[Interface dataset entries]
*** Begin section ***
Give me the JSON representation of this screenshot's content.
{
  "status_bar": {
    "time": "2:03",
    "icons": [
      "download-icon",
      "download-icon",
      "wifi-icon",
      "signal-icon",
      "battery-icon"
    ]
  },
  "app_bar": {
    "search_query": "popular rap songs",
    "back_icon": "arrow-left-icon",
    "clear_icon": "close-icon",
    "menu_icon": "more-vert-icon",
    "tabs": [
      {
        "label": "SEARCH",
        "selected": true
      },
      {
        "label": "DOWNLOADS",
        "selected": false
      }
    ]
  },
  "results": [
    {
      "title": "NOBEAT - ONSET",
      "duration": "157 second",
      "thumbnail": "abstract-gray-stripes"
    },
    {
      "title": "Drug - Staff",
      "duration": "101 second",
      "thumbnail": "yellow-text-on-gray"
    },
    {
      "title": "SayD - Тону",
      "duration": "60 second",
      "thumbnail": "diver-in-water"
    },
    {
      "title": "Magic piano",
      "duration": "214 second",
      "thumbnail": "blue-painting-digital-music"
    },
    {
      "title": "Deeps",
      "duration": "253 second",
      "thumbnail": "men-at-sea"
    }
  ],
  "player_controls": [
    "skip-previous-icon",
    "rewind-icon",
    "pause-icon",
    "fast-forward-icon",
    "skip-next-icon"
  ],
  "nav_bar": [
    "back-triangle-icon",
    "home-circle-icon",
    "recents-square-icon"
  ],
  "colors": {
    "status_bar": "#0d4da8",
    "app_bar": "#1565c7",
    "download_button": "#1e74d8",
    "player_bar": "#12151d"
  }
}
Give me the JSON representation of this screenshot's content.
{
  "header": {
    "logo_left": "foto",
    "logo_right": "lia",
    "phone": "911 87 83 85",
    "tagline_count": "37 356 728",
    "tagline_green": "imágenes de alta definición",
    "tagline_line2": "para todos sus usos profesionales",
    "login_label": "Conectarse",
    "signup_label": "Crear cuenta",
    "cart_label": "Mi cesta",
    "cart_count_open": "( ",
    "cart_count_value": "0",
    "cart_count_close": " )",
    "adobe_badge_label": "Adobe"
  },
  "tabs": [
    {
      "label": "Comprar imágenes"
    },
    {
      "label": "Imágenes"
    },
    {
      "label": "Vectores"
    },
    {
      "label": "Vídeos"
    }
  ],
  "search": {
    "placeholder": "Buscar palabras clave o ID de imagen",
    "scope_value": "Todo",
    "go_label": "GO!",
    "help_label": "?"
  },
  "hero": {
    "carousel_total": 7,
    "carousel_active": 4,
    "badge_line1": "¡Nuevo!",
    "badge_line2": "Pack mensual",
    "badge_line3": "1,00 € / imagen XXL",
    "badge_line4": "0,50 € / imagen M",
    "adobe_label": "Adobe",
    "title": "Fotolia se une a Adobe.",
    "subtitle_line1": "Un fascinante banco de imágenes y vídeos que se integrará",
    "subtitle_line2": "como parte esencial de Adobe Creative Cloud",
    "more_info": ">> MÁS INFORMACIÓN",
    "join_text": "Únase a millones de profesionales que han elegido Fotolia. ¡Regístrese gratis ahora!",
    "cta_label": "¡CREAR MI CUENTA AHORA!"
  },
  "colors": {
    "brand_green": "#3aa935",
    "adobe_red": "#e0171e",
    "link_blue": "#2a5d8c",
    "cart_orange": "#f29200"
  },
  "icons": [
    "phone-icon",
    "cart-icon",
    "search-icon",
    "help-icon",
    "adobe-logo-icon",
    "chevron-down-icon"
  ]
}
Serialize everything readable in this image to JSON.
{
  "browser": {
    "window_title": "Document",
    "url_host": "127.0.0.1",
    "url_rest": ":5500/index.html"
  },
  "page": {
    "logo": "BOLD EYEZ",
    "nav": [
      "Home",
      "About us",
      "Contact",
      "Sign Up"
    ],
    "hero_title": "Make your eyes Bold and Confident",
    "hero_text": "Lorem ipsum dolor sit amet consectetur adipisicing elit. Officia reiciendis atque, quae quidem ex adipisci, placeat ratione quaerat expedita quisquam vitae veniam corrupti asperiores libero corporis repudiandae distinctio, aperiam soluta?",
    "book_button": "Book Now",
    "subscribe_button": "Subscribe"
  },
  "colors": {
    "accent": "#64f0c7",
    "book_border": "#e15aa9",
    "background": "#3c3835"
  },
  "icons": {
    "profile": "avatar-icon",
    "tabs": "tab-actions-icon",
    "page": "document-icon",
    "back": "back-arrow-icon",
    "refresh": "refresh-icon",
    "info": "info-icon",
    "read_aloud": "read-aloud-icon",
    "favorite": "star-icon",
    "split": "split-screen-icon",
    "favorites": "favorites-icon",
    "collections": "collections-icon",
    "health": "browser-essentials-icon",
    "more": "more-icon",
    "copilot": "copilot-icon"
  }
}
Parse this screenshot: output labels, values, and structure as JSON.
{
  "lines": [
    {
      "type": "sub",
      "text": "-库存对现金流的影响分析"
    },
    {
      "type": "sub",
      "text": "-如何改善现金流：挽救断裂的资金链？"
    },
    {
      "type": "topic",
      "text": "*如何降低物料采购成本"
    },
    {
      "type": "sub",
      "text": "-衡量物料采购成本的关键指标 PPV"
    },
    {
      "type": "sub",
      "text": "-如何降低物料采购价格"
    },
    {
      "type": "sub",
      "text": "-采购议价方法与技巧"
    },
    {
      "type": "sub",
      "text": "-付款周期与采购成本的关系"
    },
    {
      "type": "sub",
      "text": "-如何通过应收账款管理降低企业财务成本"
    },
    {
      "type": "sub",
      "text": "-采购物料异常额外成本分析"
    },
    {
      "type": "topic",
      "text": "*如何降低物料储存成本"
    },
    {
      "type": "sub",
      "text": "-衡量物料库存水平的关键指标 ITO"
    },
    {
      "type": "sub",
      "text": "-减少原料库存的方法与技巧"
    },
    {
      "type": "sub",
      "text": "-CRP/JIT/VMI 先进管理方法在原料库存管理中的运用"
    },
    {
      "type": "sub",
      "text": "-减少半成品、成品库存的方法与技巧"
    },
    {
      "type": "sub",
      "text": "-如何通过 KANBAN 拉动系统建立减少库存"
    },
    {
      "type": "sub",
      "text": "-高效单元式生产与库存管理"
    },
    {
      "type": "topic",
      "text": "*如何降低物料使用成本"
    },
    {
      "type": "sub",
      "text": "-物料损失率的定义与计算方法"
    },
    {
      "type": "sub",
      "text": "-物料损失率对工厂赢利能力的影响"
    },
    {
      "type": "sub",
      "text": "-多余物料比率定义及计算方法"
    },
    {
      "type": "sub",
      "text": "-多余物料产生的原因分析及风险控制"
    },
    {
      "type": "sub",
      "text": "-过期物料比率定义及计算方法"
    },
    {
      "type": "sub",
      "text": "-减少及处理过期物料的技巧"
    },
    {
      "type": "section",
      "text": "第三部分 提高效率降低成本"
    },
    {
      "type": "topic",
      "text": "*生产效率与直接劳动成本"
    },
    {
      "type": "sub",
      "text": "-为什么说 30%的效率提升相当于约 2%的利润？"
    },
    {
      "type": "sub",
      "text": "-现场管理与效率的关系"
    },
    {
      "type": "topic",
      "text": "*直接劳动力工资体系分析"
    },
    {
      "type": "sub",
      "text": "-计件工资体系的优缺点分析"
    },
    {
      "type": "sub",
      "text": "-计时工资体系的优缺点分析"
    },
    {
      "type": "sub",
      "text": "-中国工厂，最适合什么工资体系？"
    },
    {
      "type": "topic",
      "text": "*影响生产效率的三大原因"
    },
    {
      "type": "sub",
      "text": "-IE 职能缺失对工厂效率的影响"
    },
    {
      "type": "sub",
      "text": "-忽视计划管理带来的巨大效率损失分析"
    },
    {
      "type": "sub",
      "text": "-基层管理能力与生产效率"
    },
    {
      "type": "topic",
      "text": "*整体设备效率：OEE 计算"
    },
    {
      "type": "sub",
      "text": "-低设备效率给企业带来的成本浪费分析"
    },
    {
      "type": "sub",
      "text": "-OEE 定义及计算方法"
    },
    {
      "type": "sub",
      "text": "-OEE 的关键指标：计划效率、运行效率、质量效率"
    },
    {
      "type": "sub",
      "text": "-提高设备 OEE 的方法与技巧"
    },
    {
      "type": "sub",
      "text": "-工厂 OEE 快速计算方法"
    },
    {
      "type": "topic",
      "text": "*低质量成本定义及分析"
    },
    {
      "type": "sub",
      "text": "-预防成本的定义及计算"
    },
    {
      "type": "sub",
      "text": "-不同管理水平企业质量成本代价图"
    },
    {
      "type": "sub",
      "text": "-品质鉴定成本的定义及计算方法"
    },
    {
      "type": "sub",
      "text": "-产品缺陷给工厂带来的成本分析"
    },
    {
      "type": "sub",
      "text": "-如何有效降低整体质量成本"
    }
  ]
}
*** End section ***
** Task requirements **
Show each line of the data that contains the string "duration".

** Reply **
      "duration": "157 second",
      "duration": "101 second",
      "duration": "60 second",
      "duration": "214 second",
      "duration": "253 second",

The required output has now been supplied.